Banxico, as the central bank is now known, is now expected to implement two consecutive 75 basis point rate hikes in September and November, and then a 50 basis point increase in December, economists Carlos Capistrán and Christian González Rojas wrote on Sunday. in a BofA report after an investor trip to Mexico.
Banxico’s board is meeting this week and all economists surveyed by Bloomberg expect the bank to announce a 75 basis point hike on September 29, taking the rate to 9.25%.
“Our main conclusion is that Mexico continues to prioritize stability over growth,” Capistrán and González Rojas wrote. “On monetary policy, this means that it is very likely that Banxico will continue to raise its rate along with the US.”
Staying in line with the Fed would also prevent the peso from depreciating, further amplifying external price shocks, the BofA economists wrote. The peso is likely to continue to outperform many currencies around the world, they said.
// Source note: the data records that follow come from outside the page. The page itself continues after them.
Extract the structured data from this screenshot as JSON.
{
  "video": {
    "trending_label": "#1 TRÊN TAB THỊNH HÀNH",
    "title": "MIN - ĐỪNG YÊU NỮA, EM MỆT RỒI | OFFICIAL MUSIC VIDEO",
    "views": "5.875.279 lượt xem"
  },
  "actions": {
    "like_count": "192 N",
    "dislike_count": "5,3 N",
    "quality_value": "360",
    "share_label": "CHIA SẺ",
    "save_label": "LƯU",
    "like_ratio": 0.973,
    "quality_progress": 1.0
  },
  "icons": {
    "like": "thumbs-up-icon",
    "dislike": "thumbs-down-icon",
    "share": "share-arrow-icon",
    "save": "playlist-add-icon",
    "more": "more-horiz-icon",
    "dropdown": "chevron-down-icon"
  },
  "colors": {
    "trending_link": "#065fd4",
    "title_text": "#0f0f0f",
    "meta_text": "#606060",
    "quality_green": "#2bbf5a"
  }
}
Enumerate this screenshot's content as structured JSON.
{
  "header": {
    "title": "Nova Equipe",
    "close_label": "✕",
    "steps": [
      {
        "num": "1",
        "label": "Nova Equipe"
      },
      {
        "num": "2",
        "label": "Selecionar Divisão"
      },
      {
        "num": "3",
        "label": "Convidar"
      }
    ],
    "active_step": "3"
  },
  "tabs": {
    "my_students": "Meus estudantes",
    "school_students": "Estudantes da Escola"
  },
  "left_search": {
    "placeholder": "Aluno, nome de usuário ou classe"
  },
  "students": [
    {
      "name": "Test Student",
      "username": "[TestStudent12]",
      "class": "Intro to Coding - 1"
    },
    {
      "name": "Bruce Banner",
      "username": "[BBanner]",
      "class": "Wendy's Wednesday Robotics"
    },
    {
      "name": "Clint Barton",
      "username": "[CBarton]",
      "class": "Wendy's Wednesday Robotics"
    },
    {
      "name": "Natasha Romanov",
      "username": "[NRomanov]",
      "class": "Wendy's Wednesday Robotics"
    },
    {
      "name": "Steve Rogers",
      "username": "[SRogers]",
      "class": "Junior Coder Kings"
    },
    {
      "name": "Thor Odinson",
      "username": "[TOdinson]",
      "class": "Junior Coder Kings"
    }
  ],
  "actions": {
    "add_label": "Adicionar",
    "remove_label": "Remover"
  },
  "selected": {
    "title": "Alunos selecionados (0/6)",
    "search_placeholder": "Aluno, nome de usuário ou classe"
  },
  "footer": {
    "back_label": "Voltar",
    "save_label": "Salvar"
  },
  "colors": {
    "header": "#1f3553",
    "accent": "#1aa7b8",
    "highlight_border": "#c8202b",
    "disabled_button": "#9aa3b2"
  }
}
The priority of Mexico’s Ministry of Finance and Public Credit is to keep a tight primary balance and debt-to-GDP ratio under control, while continuing to support national oil producer Pemex with more capitalizations if necessary, according to experts. from BofA.